Dividends from shares for investors that are yet to be collected have accrued to over N5bn from January to September 2022, analyses of Q3 financial reports of Nigeria’s tier-1 banks have shown.
Daily Trust reports that Nigeria’s tier-1 banks control 70 per cent of the market share in the banking industry, consisting of Access Bank, Zenith Bank, Guaranty Trust Bank, First Bank of Nigeria and United Bank for Africa (UBA).
But this report which analysed four of the banks’ financial books, with the exception of GTBank as its unclaimed dividends was not inputted, revealed that the dividends which are liabilities to the banks rose to N92.7bn from the N87bn declared in 2021, an increase of N5.6bn.
A breakdown of the reports indicated that unclaimed dividends for Zenith Bank indicated is yet to change from the N28.6bn it owes its investors since December 2021 with the same figure written in books for September 2022.

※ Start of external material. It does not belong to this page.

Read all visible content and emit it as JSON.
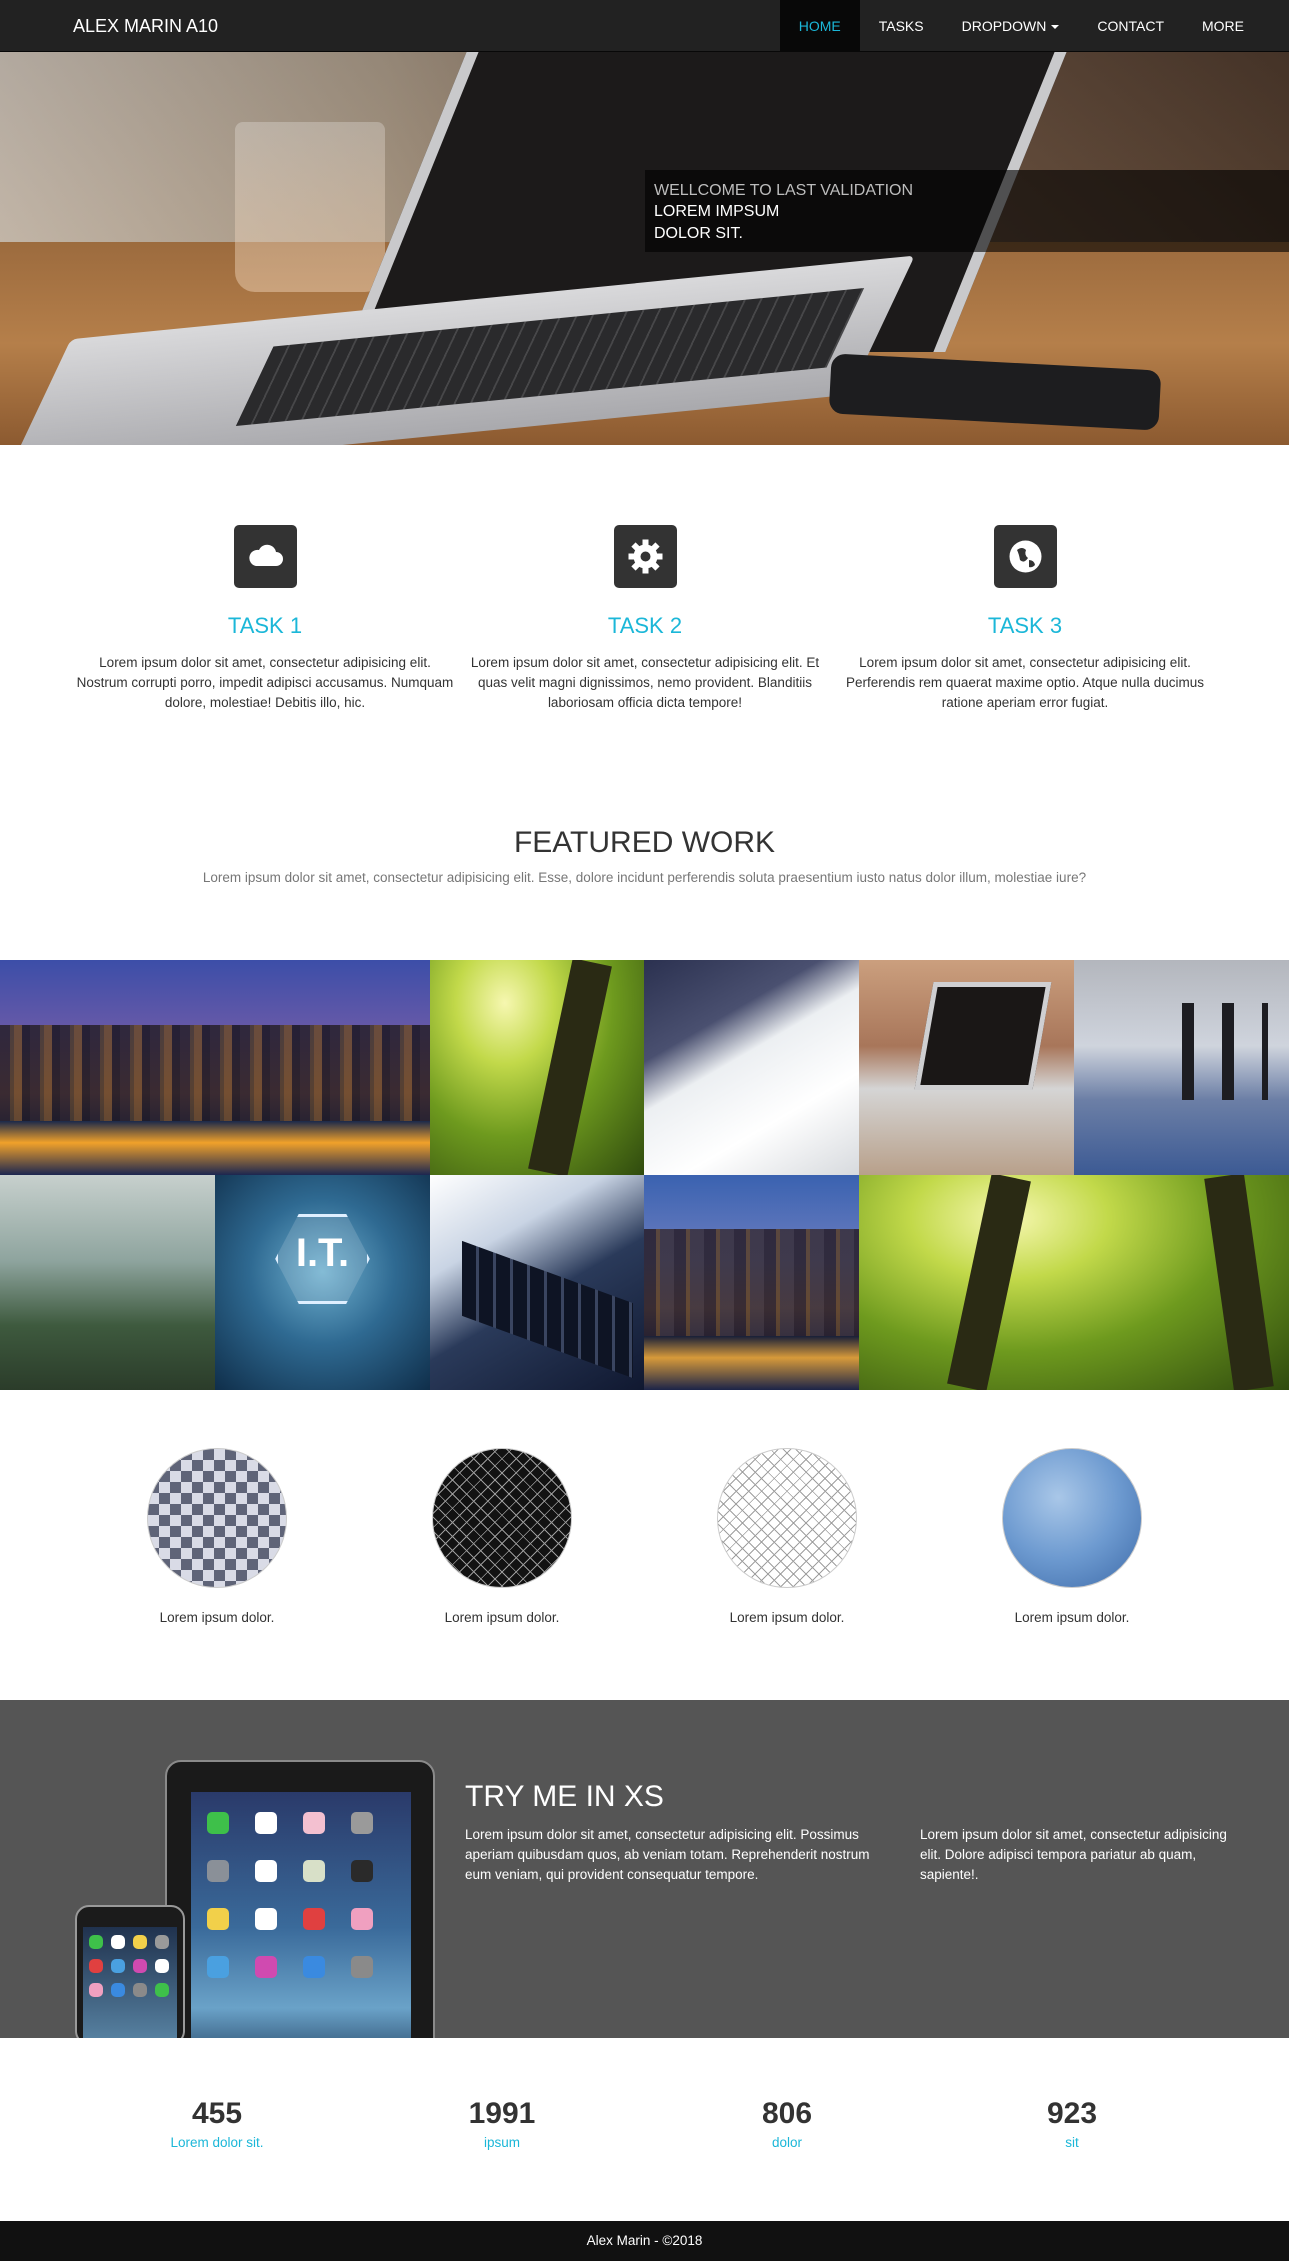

For Access Bank, its figure for unclaimed dividends has increased from N34.9 to N36.8bn, an increase of almost N2bn during the time frame.
Similarly, that of First Bank rose from N11.9bn to N14.6bn while UBA’s N114bn has accumulated to N12.6.
The Security and Exchange Commission (SEC) had last year declared that the total amount of unclaimed dividends in the country was to the tune N180 billion as at Dec. 31, 2021, which was a rise of N10bn from the previous year.
The commission, while stating that this figure is just 5 per cent of dividends declared in the entire capital market, expressed commitment to bring unclaimed dividends down to zero per cent in the capital market.
With such a huge amount lying fallow in the books of corporate bodies, the federal government instituted moves to borrow the funds by proposing the Unclaimed Dividend Trust Fund from which it can borrow money to finance its activities in the face of budget deficit that has been reoccurring over the years.
However, the proposal did not sit well with capital market investors who described the move as illegal, maintaining that the monies should be returned into the companies that declared the dividends as the Companies and Allied Matters Act (CAMA) 1990 described dividends as the distributable earnings of a company while those that are not distributed, constitute retained earnings.
Similarly, the act views dividends as unclaimed if it is not collected within six months after a declaration by a company, but allows investors to make claims till 12 years, after which it becomes statute-barred and forfeited.
But to the surprise of investors, the Director General of the SEC, Lamido Yuguda, during a virtual post-Capital Market Committee (CMC) meeting in April last year disclosed that the dividends have finally been moved to the trust fund, which is managed by SEC and the Debt Management Office.
“Unclaimed dividends have gone into the Unclaimed Dividend Trust Fund and are now managed by the SEC and DMO. The SEC is no longer the only institution that has data on unclaimed dividends. It will remain there until the owners come forward to claim them. We still have cases of multiple subscriptions, but we are working very hard on solutions to tackle them, especially in the area of unclaimed dividends,” he said.
Banks need to contact next of kins – Expert
Speaking on what should be done to reduce the rate of unclaimed dividends, a financial expert, Paul Alaje, said the banks should contact the kin of those who have bought shares with them and did not collect their dividends.
Alaje stated that anything could have happened to them as it would be difficult for investors to abandon their dividends when they know the benefits.
“Another thing is that there is this euphoria of everybody going to buy shares at a time. In fact, many people do not know how it works and do not have a broker. They just bought the thing and have the wrong PO Box. When PO Box was no longer in vogue, everybody started moving to digital mailing. Not all Nigerians were able to do that.”
He added that some families did not renew the licence for their mail boxes which was the official channel of communication between them and banks.
On the moves by the federal government to manage the funds, Alaje noted that the federal government has no business in people’s money and the action as just a means to take over people’s assets.
He described it as taking a loan without the consent of the owner and if the government truly wants to help, it should set up a committee to search for the owners of that money.
“The bottom line is that the government just wants to have access to more funds it can lay its hands on. This is compounded with citizens finding challenges to see the evidence of what the money is used for physically. I don’t support the government position and it should stay with the public sector interest and leave the private sector for those that should manage them,” he said.